Records supplied:
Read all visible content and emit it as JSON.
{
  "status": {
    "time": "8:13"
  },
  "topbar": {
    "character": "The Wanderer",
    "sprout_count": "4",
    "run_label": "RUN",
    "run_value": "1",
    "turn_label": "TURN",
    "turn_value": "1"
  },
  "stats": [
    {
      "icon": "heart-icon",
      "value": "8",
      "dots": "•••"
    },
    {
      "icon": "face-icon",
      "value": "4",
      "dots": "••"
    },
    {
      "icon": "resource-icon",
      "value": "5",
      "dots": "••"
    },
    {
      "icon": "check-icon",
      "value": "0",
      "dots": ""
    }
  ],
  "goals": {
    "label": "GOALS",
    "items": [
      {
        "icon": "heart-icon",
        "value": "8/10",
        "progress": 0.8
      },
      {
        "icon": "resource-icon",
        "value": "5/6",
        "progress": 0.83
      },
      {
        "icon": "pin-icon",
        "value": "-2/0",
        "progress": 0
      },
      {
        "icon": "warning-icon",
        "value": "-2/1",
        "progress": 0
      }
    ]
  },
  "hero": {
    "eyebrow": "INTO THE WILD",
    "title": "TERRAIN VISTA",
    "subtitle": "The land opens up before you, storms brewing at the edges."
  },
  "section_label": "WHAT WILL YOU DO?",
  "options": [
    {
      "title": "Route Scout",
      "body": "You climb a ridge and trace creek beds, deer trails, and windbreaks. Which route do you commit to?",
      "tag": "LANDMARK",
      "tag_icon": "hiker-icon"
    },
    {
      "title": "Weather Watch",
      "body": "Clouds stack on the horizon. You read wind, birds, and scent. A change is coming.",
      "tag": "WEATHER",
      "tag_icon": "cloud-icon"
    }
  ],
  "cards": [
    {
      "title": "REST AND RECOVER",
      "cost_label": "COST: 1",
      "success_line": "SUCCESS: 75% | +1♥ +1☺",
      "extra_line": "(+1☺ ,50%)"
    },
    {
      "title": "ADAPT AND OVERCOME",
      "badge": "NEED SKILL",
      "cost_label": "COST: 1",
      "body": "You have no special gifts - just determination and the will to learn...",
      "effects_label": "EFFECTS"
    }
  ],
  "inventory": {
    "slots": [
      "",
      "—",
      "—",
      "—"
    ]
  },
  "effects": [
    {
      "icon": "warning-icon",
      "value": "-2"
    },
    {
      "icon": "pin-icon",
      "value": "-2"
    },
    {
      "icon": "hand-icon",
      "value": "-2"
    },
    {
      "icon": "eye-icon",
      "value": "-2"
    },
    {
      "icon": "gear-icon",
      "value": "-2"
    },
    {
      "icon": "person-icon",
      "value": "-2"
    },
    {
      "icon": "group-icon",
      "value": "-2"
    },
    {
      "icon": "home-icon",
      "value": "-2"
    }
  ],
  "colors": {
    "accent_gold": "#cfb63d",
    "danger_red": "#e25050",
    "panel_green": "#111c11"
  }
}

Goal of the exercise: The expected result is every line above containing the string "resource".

Solution to the exercise:
      "icon": "resource-icon",
        "icon": "resource-icon",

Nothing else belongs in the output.